* TASK BRIEF:
The answer must restate every entry below word for word.

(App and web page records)
++++++++

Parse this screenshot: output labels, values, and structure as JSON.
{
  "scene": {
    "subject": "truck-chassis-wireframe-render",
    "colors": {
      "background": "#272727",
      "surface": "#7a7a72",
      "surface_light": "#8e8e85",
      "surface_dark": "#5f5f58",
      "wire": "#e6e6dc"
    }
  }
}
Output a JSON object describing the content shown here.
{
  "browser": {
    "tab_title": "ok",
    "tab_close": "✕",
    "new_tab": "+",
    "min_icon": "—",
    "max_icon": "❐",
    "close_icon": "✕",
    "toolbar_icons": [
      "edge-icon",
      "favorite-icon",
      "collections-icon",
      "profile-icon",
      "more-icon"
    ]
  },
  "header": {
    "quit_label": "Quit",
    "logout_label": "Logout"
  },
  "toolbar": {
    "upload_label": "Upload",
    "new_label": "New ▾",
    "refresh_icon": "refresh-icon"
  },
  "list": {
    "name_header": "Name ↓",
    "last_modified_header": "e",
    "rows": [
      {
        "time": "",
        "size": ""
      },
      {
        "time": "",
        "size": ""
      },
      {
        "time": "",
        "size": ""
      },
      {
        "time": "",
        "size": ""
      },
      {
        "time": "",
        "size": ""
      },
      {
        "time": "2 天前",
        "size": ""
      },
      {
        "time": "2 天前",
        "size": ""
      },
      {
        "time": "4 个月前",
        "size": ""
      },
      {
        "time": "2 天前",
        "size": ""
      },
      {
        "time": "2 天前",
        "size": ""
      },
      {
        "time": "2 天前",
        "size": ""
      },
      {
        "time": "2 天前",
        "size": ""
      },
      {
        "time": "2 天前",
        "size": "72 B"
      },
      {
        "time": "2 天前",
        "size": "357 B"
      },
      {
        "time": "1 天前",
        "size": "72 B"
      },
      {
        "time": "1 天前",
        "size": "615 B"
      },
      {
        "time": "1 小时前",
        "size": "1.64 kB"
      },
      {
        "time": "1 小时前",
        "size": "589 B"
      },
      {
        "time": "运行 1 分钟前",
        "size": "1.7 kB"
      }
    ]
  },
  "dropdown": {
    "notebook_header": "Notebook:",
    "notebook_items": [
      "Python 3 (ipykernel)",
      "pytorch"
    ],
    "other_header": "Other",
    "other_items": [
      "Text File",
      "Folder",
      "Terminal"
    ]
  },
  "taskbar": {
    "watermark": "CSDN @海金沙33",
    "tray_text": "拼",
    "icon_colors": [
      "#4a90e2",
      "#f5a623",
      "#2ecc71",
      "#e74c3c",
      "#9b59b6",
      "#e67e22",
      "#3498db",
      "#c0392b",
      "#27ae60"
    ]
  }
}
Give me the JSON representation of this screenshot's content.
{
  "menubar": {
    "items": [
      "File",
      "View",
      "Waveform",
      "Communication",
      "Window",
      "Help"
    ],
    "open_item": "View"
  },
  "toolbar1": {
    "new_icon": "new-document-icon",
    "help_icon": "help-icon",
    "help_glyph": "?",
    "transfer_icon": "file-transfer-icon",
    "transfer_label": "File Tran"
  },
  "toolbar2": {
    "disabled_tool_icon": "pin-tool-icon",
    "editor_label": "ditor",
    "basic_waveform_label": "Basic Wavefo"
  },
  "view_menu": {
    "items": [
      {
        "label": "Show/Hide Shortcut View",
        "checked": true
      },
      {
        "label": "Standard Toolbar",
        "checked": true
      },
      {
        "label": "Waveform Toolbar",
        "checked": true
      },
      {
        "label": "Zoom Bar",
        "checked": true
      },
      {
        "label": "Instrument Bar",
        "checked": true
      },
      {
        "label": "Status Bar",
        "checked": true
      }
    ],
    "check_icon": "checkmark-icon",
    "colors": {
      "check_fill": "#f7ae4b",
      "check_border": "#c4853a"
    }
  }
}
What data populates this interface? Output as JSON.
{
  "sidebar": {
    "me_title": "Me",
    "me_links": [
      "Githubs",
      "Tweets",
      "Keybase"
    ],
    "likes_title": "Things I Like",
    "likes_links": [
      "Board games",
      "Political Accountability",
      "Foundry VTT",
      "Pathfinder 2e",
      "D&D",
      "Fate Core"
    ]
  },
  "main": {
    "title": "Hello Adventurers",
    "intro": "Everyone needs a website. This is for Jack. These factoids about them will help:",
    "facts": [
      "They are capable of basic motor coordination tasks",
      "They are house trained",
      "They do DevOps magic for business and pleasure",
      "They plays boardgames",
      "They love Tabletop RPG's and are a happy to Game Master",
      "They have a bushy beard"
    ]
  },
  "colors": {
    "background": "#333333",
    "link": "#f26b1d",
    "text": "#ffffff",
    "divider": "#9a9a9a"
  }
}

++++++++

* EXERCISE SOLUTION:
Parse this screenshot: output labels, values, and structure as JSON.
{
  "scene": {
    "subject": "truck-chassis-wireframe-render",
    "colors": {
      "background": "#272727",
      "surface": "#7a7a72",
      "surface_light": "#8e8e85",
      "surface_dark": "#5f5f58",
      "wire": "#e6e6dc"
    }
  }
}
Output a JSON object describing the content shown here.
{
  "browser": {
    "tab_title": "ok",
    "tab_close": "✕",
    "new_tab": "+",
    "min_icon": "—",
    "max_icon": "❐",
    "close_icon": "✕",
    "toolbar_icons": [
      "edge-icon",
      "favorite-icon",
      "collections-icon",
      "profile-icon",
      "more-icon"
    ]
  },
  "header": {
    "quit_label": "Quit",
    "logout_label": "Logout"
  },
  "toolbar": {
    "upload_label": "Upload",
    "new_label": "New ▾",
    "refresh_icon": "refresh-icon"
  },
  "list": {
    "name_header": "Name ↓",
    "last_modified_header": "e",
    "rows": [
      {
        "time": "",
        "size": ""
      },
      {
        "time": "",
        "size": ""
      },
      {
        "time": "",
        "size": ""
      },
      {
        "time": "",
        "size": ""
      },
      {
        "time": "",
        "size": ""
      },
      {
        "time": "2 天前",
        "size": ""
      },
      {
        "time": "2 天前",
        "size": ""
      },
      {
        "time": "4 个月前",
        "size": ""
      },
      {
        "time": "2 天前",
        "size": ""
      },
      {
        "time": "2 天前",
        "size": ""
      },
      {
        "time": "2 天前",
        "size": ""
      },
      {
        "time": "2 天前",
        "size": ""
      },
      {
        "time": "2 天前",
        "size": "72 B"
      },
      {
        "time": "2 天前",
        "size": "357 B"
      },
      {
        "time": "1 天前",
        "size": "72 B"
      },
      {
        "time": "1 天前",
        "size": "615 B"
      },
      {
        "time": "1 小时前",
        "size": "1.64 kB"
      },
      {
        "time": "1 小时前",
        "size": "589 B"
      },
      {
        "time": "运行 1 分钟前",
        "size": "1.7 kB"
      }
    ]
  },
  "dropdown": {
    "notebook_header": "Notebook:",
    "notebook_items": [
      "Python 3 (ipykernel)",
      "pytorch"
    ],
    "other_header": "Other",
    "other_items": [
      "Text File",
      "Folder",
      "Terminal"
    ]
  },
  "taskbar": {
    "watermark": "CSDN @海金沙33",
    "tray_text": "拼",
    "icon_colors": [
      "#4a90e2",
      "#f5a623",
      "#2ecc71",
      "#e74c3c",
      "#9b59b6",
      "#e67e22",
      "#3498db",
      "#c0392b",
      "#27ae60"
    ]
  }
}
Give me the JSON representation of this screenshot's content.
{
  "menubar": {
    "items": [
      "File",
      "View",
      "Waveform",
      "Communication",
      "Window",
      "Help"
    ],
    "open_item": "View"
  },
  "toolbar1": {
    "new_icon": "new-document-icon",
    "help_icon": "help-icon",
    "help_glyph": "?",
    "transfer_icon": "file-transfer-icon",
    "transfer_label": "File Tran"
  },
  "toolbar2": {
    "disabled_tool_icon": "pin-tool-icon",
    "editor_label": "ditor",
    "basic_waveform_label": "Basic Wavefo"
  },
  "view_menu": {
    "items": [
      {
        "label": "Show/Hide Shortcut View",
        "checked": true
      },
      {
        "label": "Standard Toolbar",
        "checked": true
      },
      {
        "label": "Waveform Toolbar",
        "checked": true
      },
      {
        "label": "Zoom Bar",
        "checked": true
      },
      {
        "label": "Instrument Bar",
        "checked": true
      },
      {
        "label": "Status Bar",
        "checked": true
      }
    ],
    "check_icon": "checkmark-icon",
    "colors": {
      "check_fill": "#f7ae4b",
      "check_border": "#c4853a"
    }
  }
}
What data populates this interface? Output as JSON.
{
  "sidebar": {
    "me_title": "Me",
    "me_links": [
      "Githubs",
      "Tweets",
      "Keybase"
    ],
    "likes_title": "Things I Like",
    "likes_links": [
      "Board games",
      "Political Accountability",
      "Foundry VTT",
      "Pathfinder 2e",
      "D&D",
      "Fate Core"
    ]
  },
  "main": {
    "title": "Hello Adventurers",
    "intro": "Everyone needs a website. This is for Jack. These factoids about them will help:",
    "facts": [
      "They are capable of basic motor coordination tasks",
      "They are house trained",
      "They do DevOps magic for business and pleasure",
      "They plays boardgames",
      "They love Tabletop RPG's and are a happy to Game Master",
      "They have a bushy beard"
    ]
  },
  "colors": {
    "background": "#333333",
    "link": "#f26b1d",
    "text": "#ffffff",
    "divider": "#9a9a9a"
  }
}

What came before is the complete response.